§ Your assignment:
Work out how many lines of the listing hold the string "source", then answer with that number and nothing else.

§ Data for review:

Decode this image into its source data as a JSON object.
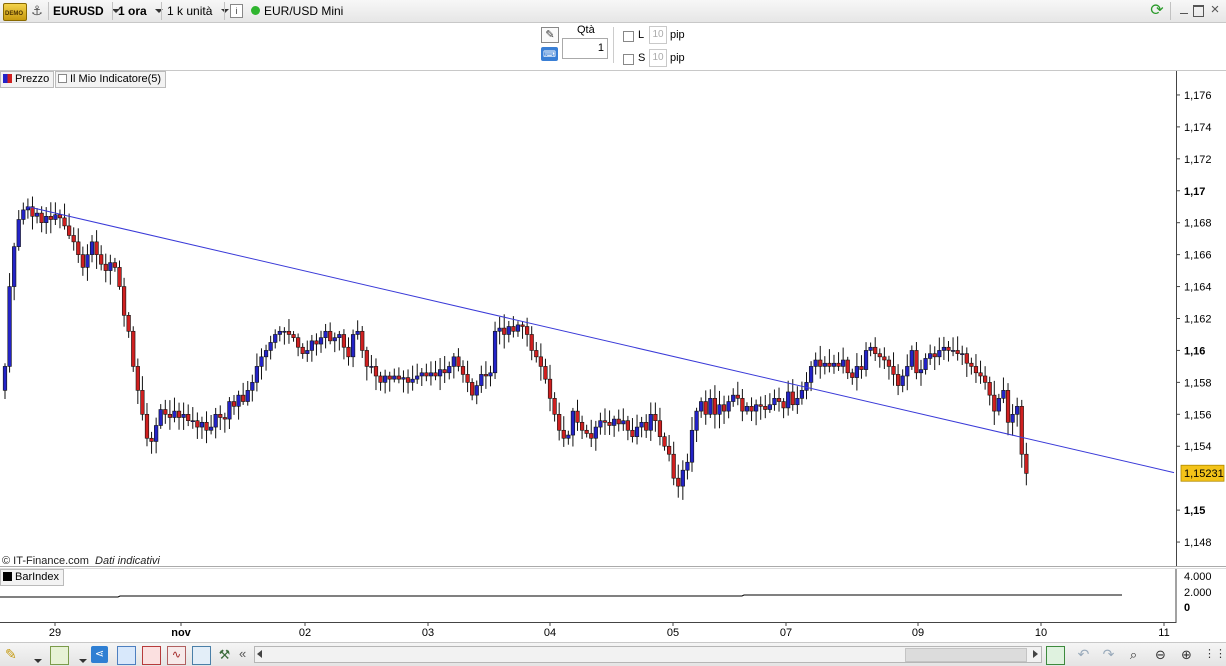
{
  "toolbar": {
    "demo_badge": "DEMO",
    "symbol": "EURUSD",
    "timeframe": "1 ora",
    "units": "1 k unità",
    "instrument_name": "EUR/USD Mini",
    "status_color": "#2fb52f"
  },
  "order_panel": {
    "qty_label": "Qtà",
    "qty_value": "1",
    "limit_label": "L",
    "limit_value": "10",
    "limit_unit": "pip",
    "stop_label": "S",
    "stop_value": "10",
    "stop_unit": "pip"
  },
  "legend": {
    "price_label": "Prezzo",
    "indicator_label": "Il Mio Indicatore(5)"
  },
  "copyright": {
    "source": "© IT-Finance.com",
    "note": "Dati indicativi"
  },
  "subpanel": {
    "label": "BarIndex",
    "ticks": [
      "4.000",
      "2.000",
      "0"
    ]
  },
  "chart_data": {
    "type": "candlestick",
    "instrument": "EURUSD",
    "timeframe": "1 ora",
    "y_ticks": [
      "1,176",
      "1,174",
      "1,172",
      "1,17",
      "1,168",
      "1,166",
      "1,164",
      "1,162",
      "1,16",
      "1,158",
      "1,156",
      "1,154",
      "1,15",
      "1,148"
    ],
    "ylim": [
      1.1465,
      1.1775
    ],
    "x_ticks": [
      "29",
      "nov",
      "02",
      "03",
      "04",
      "05",
      "07",
      "09",
      "10",
      "11"
    ],
    "current_price_label": "1,15231",
    "current_price": 1.15231,
    "trendline": {
      "from": 1.169,
      "to": 1.1531
    },
    "colors": {
      "up": "#2323c8",
      "down": "#d02020",
      "trendline": "#3a3ad8",
      "price_tag": "#f3c319"
    },
    "closes": [
      1.159,
      1.164,
      1.1665,
      1.1682,
      1.1688,
      1.169,
      1.1684,
      1.1686,
      1.168,
      1.1684,
      1.1682,
      1.1685,
      1.1683,
      1.1678,
      1.1672,
      1.1668,
      1.166,
      1.1652,
      1.166,
      1.1668,
      1.166,
      1.1654,
      1.165,
      1.1655,
      1.1652,
      1.164,
      1.1622,
      1.1612,
      1.159,
      1.1575,
      1.156,
      1.1545,
      1.1543,
      1.1553,
      1.1563,
      1.156,
      1.1558,
      1.1562,
      1.1558,
      1.156,
      1.1556,
      1.1556,
      1.1552,
      1.1555,
      1.155,
      1.1552,
      1.156,
      1.1558,
      1.1557,
      1.1568,
      1.1565,
      1.1572,
      1.1568,
      1.1575,
      1.158,
      1.159,
      1.1596,
      1.16,
      1.1605,
      1.161,
      1.1612,
      1.1612,
      1.161,
      1.1608,
      1.1602,
      1.1598,
      1.16,
      1.1606,
      1.1604,
      1.1608,
      1.1612,
      1.1606,
      1.1608,
      1.161,
      1.1602,
      1.1596,
      1.161,
      1.1612,
      1.16,
      1.159,
      1.159,
      1.1584,
      1.158,
      1.1584,
      1.1582,
      1.1584,
      1.1582,
      1.1583,
      1.158,
      1.1582,
      1.1584,
      1.1586,
      1.1584,
      1.1586,
      1.1584,
      1.1588,
      1.1586,
      1.159,
      1.1596,
      1.159,
      1.1585,
      1.158,
      1.1572,
      1.1578,
      1.1585,
      1.1584,
      1.1586,
      1.1612,
      1.1614,
      1.161,
      1.1615,
      1.1612,
      1.1616,
      1.1615,
      1.161,
      1.16,
      1.1596,
      1.159,
      1.1582,
      1.157,
      1.156,
      1.155,
      1.1545,
      1.1547,
      1.1562,
      1.1555,
      1.155,
      1.1548,
      1.1545,
      1.1552,
      1.1556,
      1.1555,
      1.1553,
      1.1557,
      1.1554,
      1.1556,
      1.155,
      1.1546,
      1.1552,
      1.1555,
      1.155,
      1.156,
      1.1556,
      1.1546,
      1.154,
      1.1535,
      1.152,
      1.1515,
      1.1525,
      1.153,
      1.155,
      1.1562,
      1.1568,
      1.156,
      1.157,
      1.156,
      1.1566,
      1.1562,
      1.1568,
      1.1572,
      1.157,
      1.1562,
      1.1565,
      1.1562,
      1.1566,
      1.1565,
      1.1563,
      1.1566,
      1.157,
      1.1568,
      1.1564,
      1.1574,
      1.1566,
      1.157,
      1.1575,
      1.158,
      1.159,
      1.1594,
      1.159,
      1.1592,
      1.159,
      1.1592,
      1.159,
      1.1594,
      1.1586,
      1.1583,
      1.159,
      1.1588,
      1.16,
      1.1602,
      1.1598,
      1.1596,
      1.1594,
      1.159,
      1.1585,
      1.1578,
      1.1584,
      1.159,
      1.16,
      1.1586,
      1.1588,
      1.1595,
      1.1598,
      1.1596,
      1.16,
      1.1602,
      1.16,
      1.16,
      1.1598,
      1.1598,
      1.1592,
      1.159,
      1.1586,
      1.1584,
      1.158,
      1.1572,
      1.1562,
      1.157,
      1.1575,
      1.1555,
      1.156,
      1.1565,
      1.1535,
      1.1523
    ]
  }
}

§ Response to this exercise:
2